Report: Obscure laws say DOD can close bases without Congress
The tug of war between the Pentagon and Congress about base closures might have gotten a little more interesting.
According to a story published Wednesday in the online defense magazine Breaking Defense, largely forgotten laws give the Defense Department authority to close facilities without the Base Realignment and Closure process — without DOD even getting permission from Congress.
Speaking at the Association of the U.S. Army’s winter conference in Huntsville, Ala., House Armed Services Committee staffer Vickie Plunkett said Wednesday that buried in Title 10 — the chapter of the US Code that governs the Defense Department — is Section 2687, which, she said, “does give the services authority to do closures, and it only requires notification to Congress,” Breaking Defense reported.
If the Pentagon and the White House were willing to take the political risk, they could shut down facilities and dare a gridlocked Congress to undo it.
“It’s notification with time for Congress to act” before the closure is carried out, the magazine reported her saying. But, the veteran staffer went on — emphasizing her opinions were her own, not committee policy — “Congress is basically dysfunctional right now.
“The authorities only require notification. Take your chances,” she said to an eruption of laughter, “because it’s going to require us to get our act together to stop it.”
The Army has recommended to the Office of the Secretary of Defense and Congress that a new round of BRAC is needed for 2017. More than 350 installations have been closed in five BRAC rounds in 1989, 1991, 1993, 1995 and 2005.
No one is suggesting that the Pentagon should try to slip something past Capitol Hill, Breaking Defense stressed. As a matter of constitutional law, any such actions need to be included in the annual budget, which has to be passed by Congress. As a matter of practical politics, the military informs Congress when it lets go even a handful of arsenal or depot employees, even people fired for misconduct, because it just takes one angry person to call their congressman to bring all sorts of hell down on the Army’s head.
The Pentagon is in an even stronger position when it comes to the Army’s arsenals, the government-owned manufacturing facilities for military equipment. Section 4532 of Title 10 — portions of which predate the Civil War — is the Arsenal Act, which Plunkett pointed out contains this language:
“The Secretary may abolish any United States arsenal that he considers unnecessary.”
And that’s not even the Secretary of Defense, because the Act was written before that job existed: It’s the Secretary of the Army.

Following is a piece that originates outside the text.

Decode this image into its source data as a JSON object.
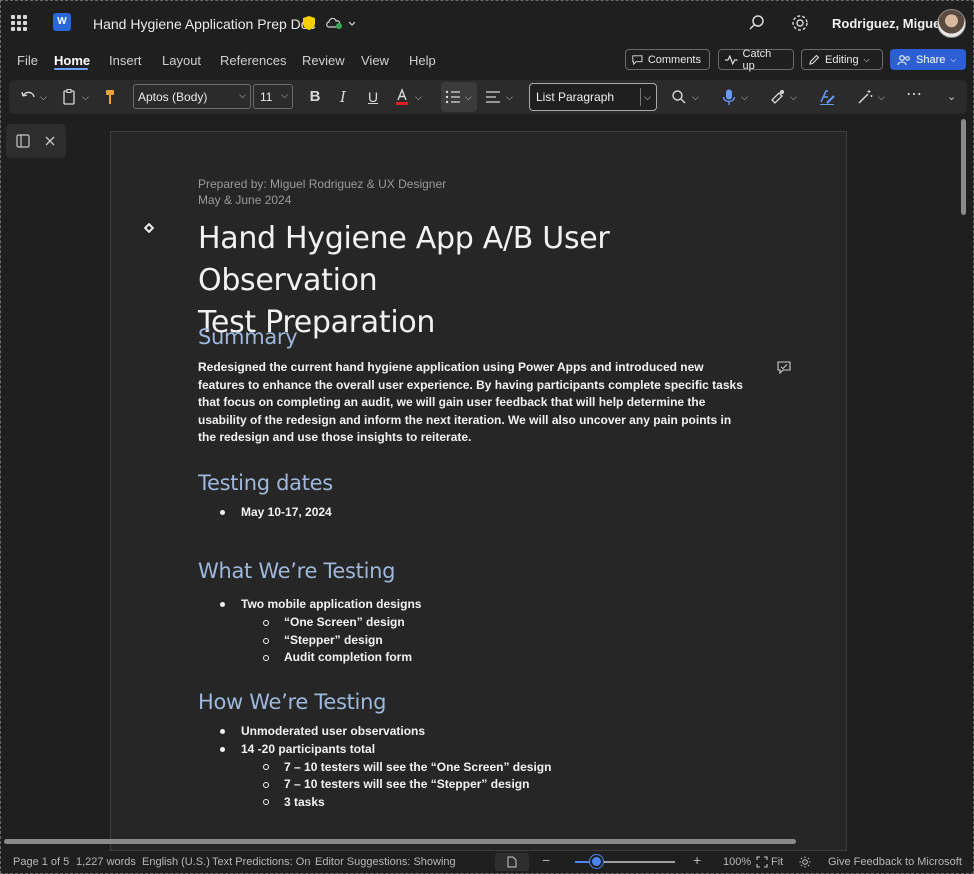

“The Secretary of the Army,” Plunkett emphasized “has unilateral authority — standing, statutory, Title 10 authority — to close arsenals. Unilateral.

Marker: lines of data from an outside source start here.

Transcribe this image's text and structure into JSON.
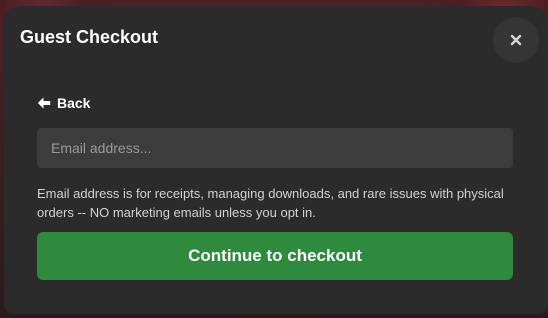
{
  "modal": {
    "title": "Guest Checkout",
    "close_icon": "close-icon",
    "back": {
      "icon": "arrow-left-icon",
      "label": "Back"
    },
    "email": {
      "placeholder": "Email address...",
      "value": ""
    },
    "help_text": "Email address is for receipts, managing downloads, and rare issues with physical orders -- NO marketing emails unless you opt in.",
    "continue_label": "Continue to checkout"
  },
  "colors": {
    "modal_background": "#2b2b2b",
    "input_background": "#3c3c3c",
    "button_green": "#2e8a3c",
    "text_primary": "#ffffff",
    "text_secondary": "#d2d2d2"
  }
}
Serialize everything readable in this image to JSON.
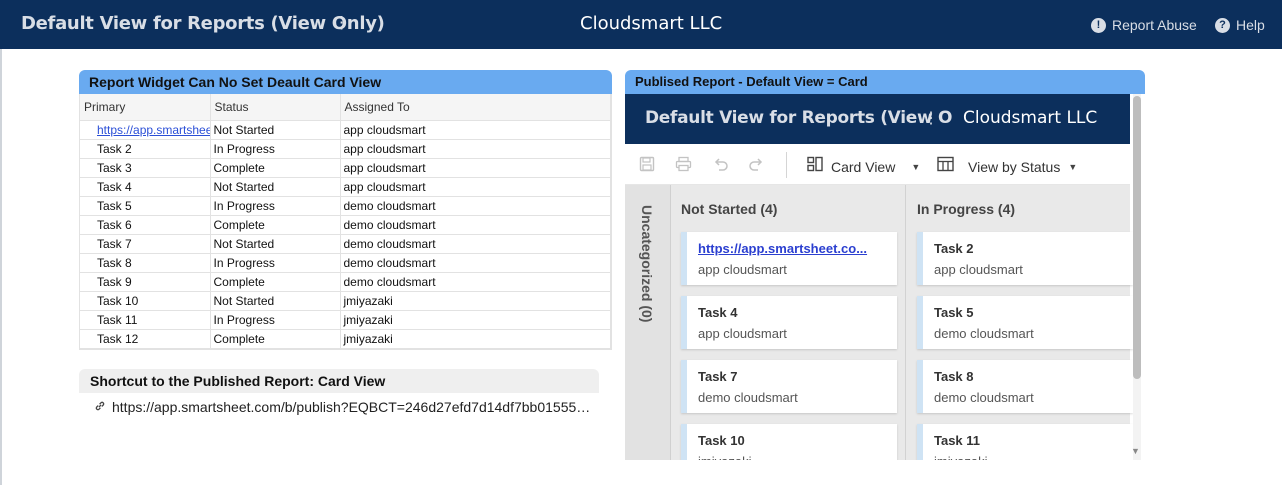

“Now the issue is,” she said, “will the services … take advantage of those statutes?”